Jérôme plays soccer on Tuesdays, I joined a chamber choir, the children have school and playdates, judo, toddler gym. We usually play tennis on Saturday mornings. Our life here is peaceful if perhaps lacking in glamour. I look longingly at my beautiful evening clothes somedays and wish I had the time and the occasion to wear them. We are healthy, our families are fine. We’re usually sleep deprived but that’s a small cross to bear. I love our home and give thanks daily that we moved here. I am content, but there is one thing missing…for the first time in my life I don’t have any gay friends.

On Thursdays, we have a play date with two others families; one Dutch, one Greek. The Dutch dad brings his two daughters, the Greek mom brings her two boys, and I bring my Franco-American pair. The six kids wreak havoc, cry, fuss, laugh, snuggle, and we three weary parents talk about anything and everything. A few weeks ago, I mentioned that I miss having gay friends. Both the Dutch dad and Greek mom looked puzzled. Do you have any gay friends? I asked. The Greek mom shook her head. She has her hands full with the boys, so outside of the Greek community here, I don’t think she has met many other people who aren’t parents to toddlers. What is the attitude toward gays in Greece? I asked. She grimaced. Well, the official position of the government is in line with the orthodox church, so…it’s not really supported. What about you? I asked the Dutch dad. Do you have any gay friends? No? What about your wife (also my friend)? She works at an Arts organization, surely she has gay colleagues. I think there might be one guy in her office, he said. Why do you need gay friends? he asked. What’s the difference?

I paused to reflect. A friend is a friend, of course, regardless of their sexual orientation, but a gay friend brings an experience and perspective that is unique. I’ve had gay friends since I was 18, a lot of them, and I have been richer for it. Until today, until this hideous, horrible, senseless fucking tragedy, I had never truly considered the depth of courage and defiance it takes to be gay and out in America in 2016. When I think now of friends who came out to me in college, I am awed at their self-awareness, at their bravery to no longer deny their true selves. I am also honored that they trusted me with this precious information to accept and support them. Two girl friends sat me down at the end of one of my famous parties to tell me that they were not just best friends, but together. "We wanted you to know." Another friend told me during our choir tour in NYC. We were on the bus. « I’m gay, you know ». A brief but profound moment for me.

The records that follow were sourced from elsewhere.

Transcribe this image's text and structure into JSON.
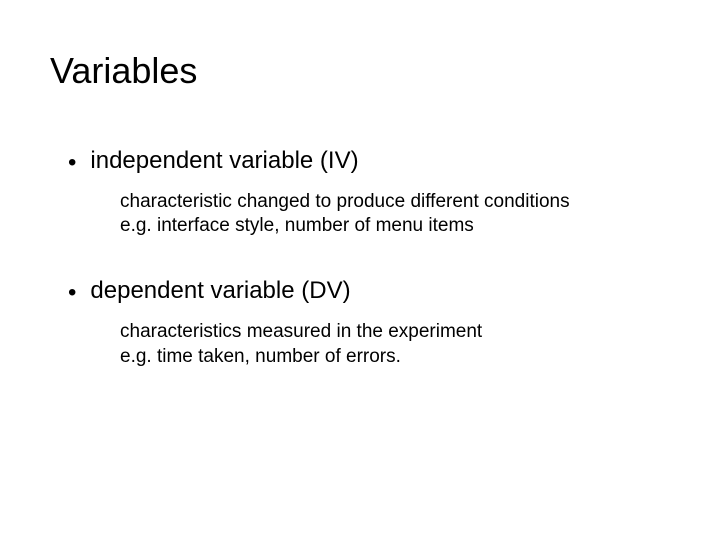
{
  "title": "Variables",
  "items": [
    {
      "heading": "independent variable (IV)",
      "desc_line1": "characteristic changed to produce different conditions",
      "desc_line2": "e.g. interface style, number of menu items"
    },
    {
      "heading": "dependent variable (DV)",
      "desc_line1": "characteristics measured in the experiment",
      "desc_line2": "e.g. time taken, number of errors."
    }
  ]
}
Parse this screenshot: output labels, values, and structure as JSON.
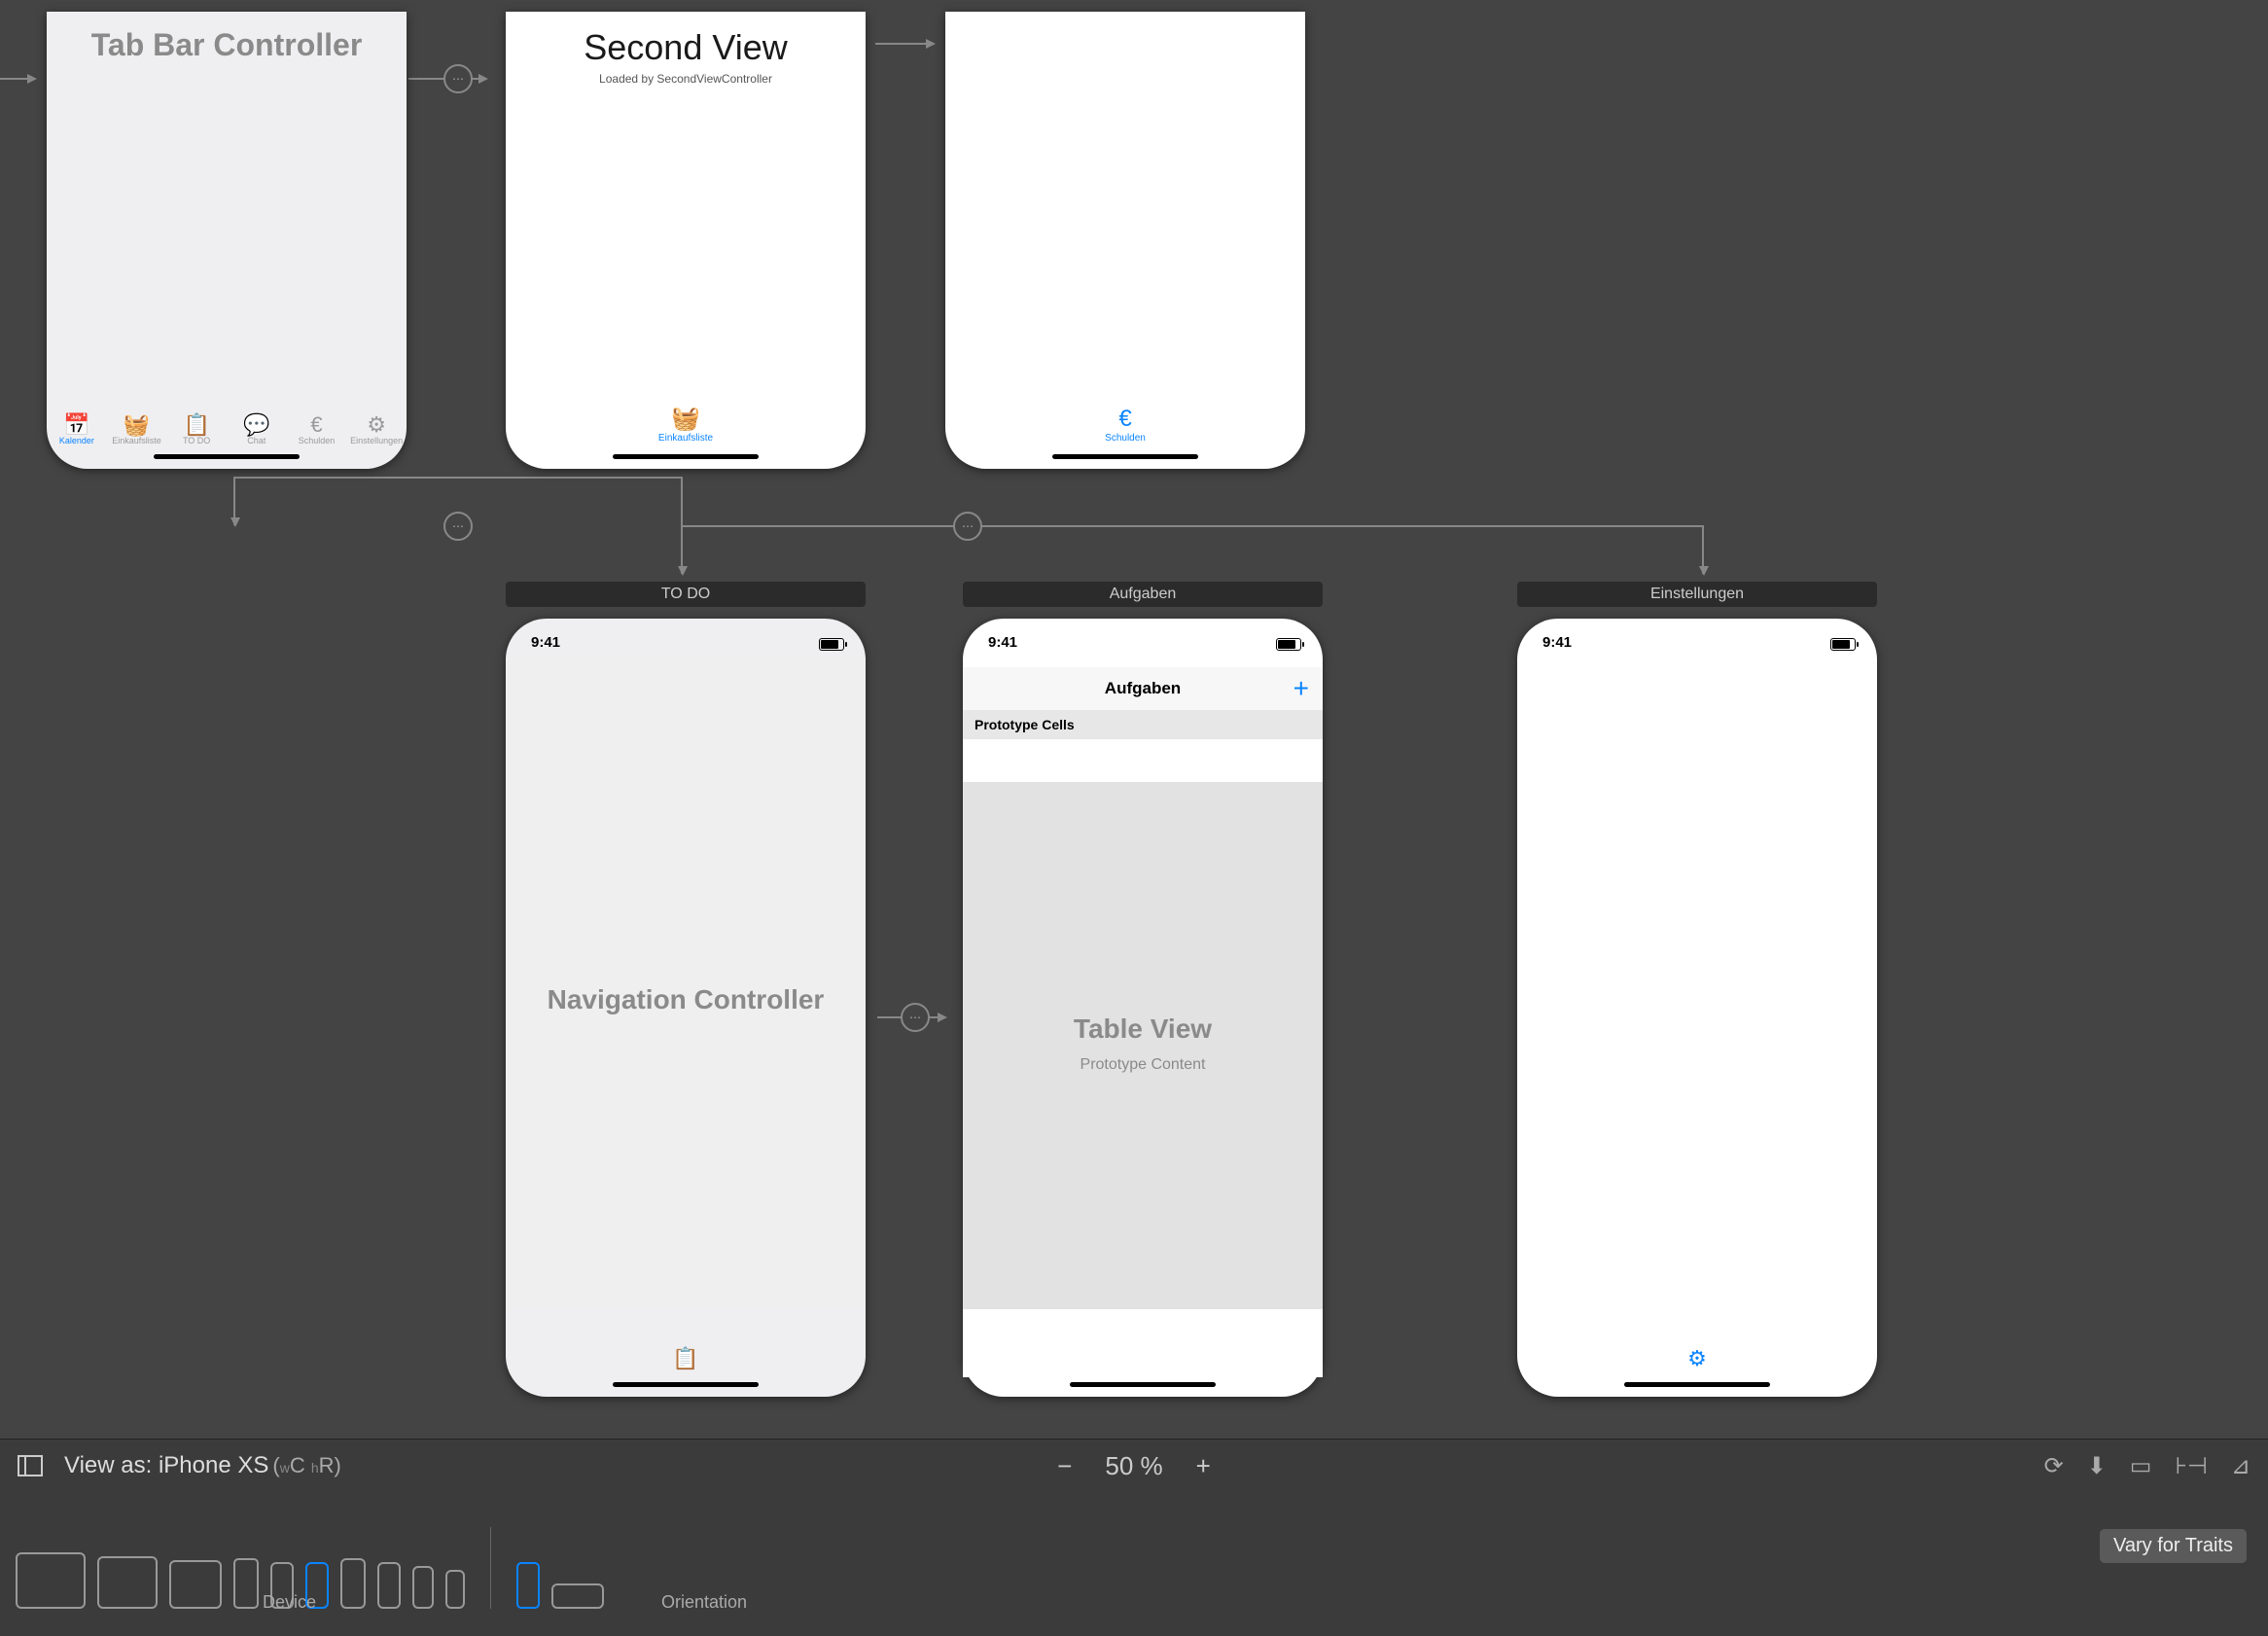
{
  "canvas": {
    "tabbar_controller_title": "Tab Bar Controller",
    "second_view": {
      "title": "Second View",
      "subtitle": "Loaded by SecondViewController"
    },
    "tab_items": [
      {
        "label": "Kalender",
        "icon": "📅"
      },
      {
        "label": "Einkaufsliste",
        "icon": "🧺"
      },
      {
        "label": "TO DO",
        "icon": "📋"
      },
      {
        "label": "Chat",
        "icon": "💬"
      },
      {
        "label": "Schulden",
        "icon": "€"
      },
      {
        "label": "Einstellungen",
        "icon": "⚙"
      }
    ],
    "second_tab": {
      "label": "Einkaufsliste",
      "icon": "🧺"
    },
    "third_tab": {
      "label": "Schulden",
      "icon": "€"
    },
    "scene_titles": {
      "todo": "TO DO",
      "aufgaben": "Aufgaben",
      "einstellungen": "Einstellungen"
    },
    "nav_ctrl_label": "Navigation Controller",
    "aufgaben": {
      "status_time": "9:41",
      "nav_title": "Aufgaben",
      "proto_header": "Prototype Cells",
      "center_label": "Table View",
      "center_sub": "Prototype Content"
    },
    "status_time": "9:41"
  },
  "bottombar": {
    "view_as": "View as: iPhone XS",
    "sizeclass_wc": "C",
    "sizeclass_hr": "R",
    "zoom_level": "50 %",
    "device_label": "Device",
    "orientation_label": "Orientation",
    "vary_button": "Vary for Traits"
  }
}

Today I am remembering so many Sunday nights spent at Avalon. Yes, this middle-aged Mom was once a club kid. Big time. Gay night on Landsdowne Street was an event anticipated all week. Great music, revelry, release, escape, boys and girls together in the ladies room and nobody gave a fuck what your gender was, laughter, catharsis, safety. Yes, gay clubs are a safe place. And not just for gays. I always felt safe, protected even, when I went to a gay club. I didn’t have to worry about drunk douchebags bothering me while I danced. I didn’t have to feel self-conscious that my outfit would draw the wrong kind of attention. I was always greeted with smiles, made to feel part of the family. Included by a group that is so often excluded. That this horror took place at a gay club, a space where one should feel safe, sickens me. So too the abominable responses from haters. I naively believed that once gay marriage was legalized the fight was over. That people would get over it. Move on. I see now that there is still much work to do.

My beloved gay family, I have not lived your struggles, I can’t imagine the pain and heartbreak that you are feeling, but I am your ally, I am your sister, I am grieving with you. You are not alone in this fight.  If I hear a homophobic comment, I will call a motherfucker out. If I see discrimination, I will speak up. Loudly. 

I am sending big love to you and giving thanks for your presence in my life. We’re in this together.  xox O